Problem to solve: Reproduce the data that follows in its entirety, character for character.

Raw data:

□ □ □ □ □

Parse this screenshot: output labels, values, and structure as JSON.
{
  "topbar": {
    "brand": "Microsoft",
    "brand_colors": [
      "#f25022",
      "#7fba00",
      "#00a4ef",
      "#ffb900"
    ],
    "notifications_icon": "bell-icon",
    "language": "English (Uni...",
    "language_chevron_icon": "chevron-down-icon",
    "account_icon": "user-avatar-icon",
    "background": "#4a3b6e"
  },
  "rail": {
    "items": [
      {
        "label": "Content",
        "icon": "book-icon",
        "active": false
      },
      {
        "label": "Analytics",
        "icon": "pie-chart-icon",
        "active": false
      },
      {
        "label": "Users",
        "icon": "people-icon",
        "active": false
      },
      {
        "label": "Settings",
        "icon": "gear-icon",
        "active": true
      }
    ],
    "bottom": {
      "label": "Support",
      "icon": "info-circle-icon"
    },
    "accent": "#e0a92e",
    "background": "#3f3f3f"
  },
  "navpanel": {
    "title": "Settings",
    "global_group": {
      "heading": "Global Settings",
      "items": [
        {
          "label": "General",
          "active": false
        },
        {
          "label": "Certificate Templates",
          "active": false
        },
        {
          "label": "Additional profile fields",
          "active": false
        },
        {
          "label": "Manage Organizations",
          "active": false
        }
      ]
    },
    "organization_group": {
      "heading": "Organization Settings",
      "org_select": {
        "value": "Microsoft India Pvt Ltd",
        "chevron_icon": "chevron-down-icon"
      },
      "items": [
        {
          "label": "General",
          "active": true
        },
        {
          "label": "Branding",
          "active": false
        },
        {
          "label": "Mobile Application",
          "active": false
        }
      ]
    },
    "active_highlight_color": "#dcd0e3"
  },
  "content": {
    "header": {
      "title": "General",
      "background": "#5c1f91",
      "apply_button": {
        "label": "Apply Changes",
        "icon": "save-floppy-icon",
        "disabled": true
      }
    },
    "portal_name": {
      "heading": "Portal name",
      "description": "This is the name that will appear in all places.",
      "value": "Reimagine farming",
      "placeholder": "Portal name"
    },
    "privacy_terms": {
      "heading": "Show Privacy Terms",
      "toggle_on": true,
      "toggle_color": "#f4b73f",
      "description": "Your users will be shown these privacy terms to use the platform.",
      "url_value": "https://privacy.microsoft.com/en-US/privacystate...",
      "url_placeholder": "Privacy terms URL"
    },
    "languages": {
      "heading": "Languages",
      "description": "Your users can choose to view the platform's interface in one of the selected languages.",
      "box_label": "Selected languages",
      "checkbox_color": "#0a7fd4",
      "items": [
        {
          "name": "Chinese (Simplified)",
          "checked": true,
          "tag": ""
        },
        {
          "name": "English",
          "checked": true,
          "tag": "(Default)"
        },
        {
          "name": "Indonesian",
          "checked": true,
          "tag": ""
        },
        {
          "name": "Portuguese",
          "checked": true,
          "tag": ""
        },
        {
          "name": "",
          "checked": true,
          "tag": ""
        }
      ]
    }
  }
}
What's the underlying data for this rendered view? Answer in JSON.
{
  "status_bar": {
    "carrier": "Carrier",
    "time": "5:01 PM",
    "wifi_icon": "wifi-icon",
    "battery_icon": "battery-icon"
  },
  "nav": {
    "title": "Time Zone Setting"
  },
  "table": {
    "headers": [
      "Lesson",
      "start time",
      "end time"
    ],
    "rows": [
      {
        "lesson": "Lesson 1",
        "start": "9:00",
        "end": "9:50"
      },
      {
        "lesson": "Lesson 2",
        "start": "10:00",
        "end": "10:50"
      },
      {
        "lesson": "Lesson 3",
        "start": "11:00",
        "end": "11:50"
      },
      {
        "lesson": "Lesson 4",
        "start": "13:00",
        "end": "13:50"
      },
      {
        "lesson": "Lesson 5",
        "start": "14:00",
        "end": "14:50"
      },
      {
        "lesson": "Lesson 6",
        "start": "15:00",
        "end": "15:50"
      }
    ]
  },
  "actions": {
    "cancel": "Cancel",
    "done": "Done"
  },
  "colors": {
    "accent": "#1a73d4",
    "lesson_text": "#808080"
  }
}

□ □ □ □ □

Solution:
Parse this screenshot: output labels, values, and structure as JSON.
{
  "topbar": {
    "brand": "Microsoft",
    "brand_colors": [
      "#f25022",
      "#7fba00",
      "#00a4ef",
      "#ffb900"
    ],
    "notifications_icon": "bell-icon",
    "language": "English (Uni...",
    "language_chevron_icon": "chevron-down-icon",
    "account_icon": "user-avatar-icon",
    "background": "#4a3b6e"
  },
  "rail": {
    "items": [
      {
        "label": "Content",
        "icon": "book-icon",
        "active": false
      },
      {
        "label": "Analytics",
        "icon": "pie-chart-icon",
        "active": false
      },
      {
        "label": "Users",
        "icon": "people-icon",
        "active": false
      },
      {
        "label": "Settings",
        "icon": "gear-icon",
        "active": true
      }
    ],
    "bottom": {
      "label": "Support",
      "icon": "info-circle-icon"
    },
    "accent": "#e0a92e",
    "background": "#3f3f3f"
  },
  "navpanel": {
    "title": "Settings",
    "global_group": {
      "heading": "Global Settings",
      "items": [
        {
          "label": "General",
          "active": false
        },
        {
          "label": "Certificate Templates",
          "active": false
        },
        {
          "label": "Additional profile fields",
          "active": false
        },
        {
          "label": "Manage Organizations",
          "active": false
        }
      ]
    },
    "organization_group": {
      "heading": "Organization Settings",
      "org_select": {
        "value": "Microsoft India Pvt Ltd",
        "chevron_icon": "chevron-down-icon"
      },
      "items": [
        {
          "label": "General",
          "active": true
        },
        {
          "label": "Branding",
          "active": false
        },
        {
          "label": "Mobile Application",
          "active": false
        }
      ]
    },
    "active_highlight_color": "#dcd0e3"
  },
  "content": {
    "header": {
      "title": "General",
      "background": "#5c1f91",
      "apply_button": {
        "label": "Apply Changes",
        "icon": "save-floppy-icon",
        "disabled": true
      }
    },
    "portal_name": {
      "heading": "Portal name",
      "description": "This is the name that will appear in all places.",
      "value": "Reimagine farming",
      "placeholder": "Portal name"
    },
    "privacy_terms": {
      "heading": "Show Privacy Terms",
      "toggle_on": true,
      "toggle_color": "#f4b73f",
      "description": "Your users will be shown these privacy terms to use the platform.",
      "url_value": "https://privacy.microsoft.com/en-US/privacystate...",
      "url_placeholder": "Privacy terms URL"
    },
    "languages": {
      "heading": "Languages",
      "description": "Your users can choose to view the platform's interface in one of the selected languages.",
      "box_label": "Selected languages",
      "checkbox_color": "#0a7fd4",
      "items": [
        {
          "name": "Chinese (Simplified)",
          "checked": true,
          "tag": ""
        },
        {
          "name": "English",
          "checked": true,
          "tag": "(Default)"
        },
        {
          "name": "Indonesian",
          "checked": true,
          "tag": ""
        },
        {
          "name": "Portuguese",
          "checked": true,
          "tag": ""
        },
        {
          "name": "",
          "checked": true,
          "tag": ""
        }
      ]
    }
  }
}
What's the underlying data for this rendered view? Answer in JSON.
{
  "status_bar": {
    "carrier": "Carrier",
    "time": "5:01 PM",
    "wifi_icon": "wifi-icon",
    "battery_icon": "battery-icon"
  },
  "nav": {
    "title": "Time Zone Setting"
  },
  "table": {
    "headers": [
      "Lesson",
      "start time",
      "end time"
    ],
    "rows": [
      {
        "lesson": "Lesson 1",
        "start": "9:00",
        "end": "9:50"
      },
      {
        "lesson": "Lesson 2",
        "start": "10:00",
        "end": "10:50"
      },
      {
        "lesson": "Lesson 3",
        "start": "11:00",
        "end": "11:50"
      },
      {
        "lesson": "Lesson 4",
        "start": "13:00",
        "end": "13:50"
      },
      {
        "lesson": "Lesson 5",
        "start": "14:00",
        "end": "14:50"
      },
      {
        "lesson": "Lesson 6",
        "start": "15:00",
        "end": "15:50"
      }
    ]
  },
  "actions": {
    "cancel": "Cancel",
    "done": "Done"
  },
  "colors": {
    "accent": "#1a73d4",
    "lesson_text": "#808080"
  }
}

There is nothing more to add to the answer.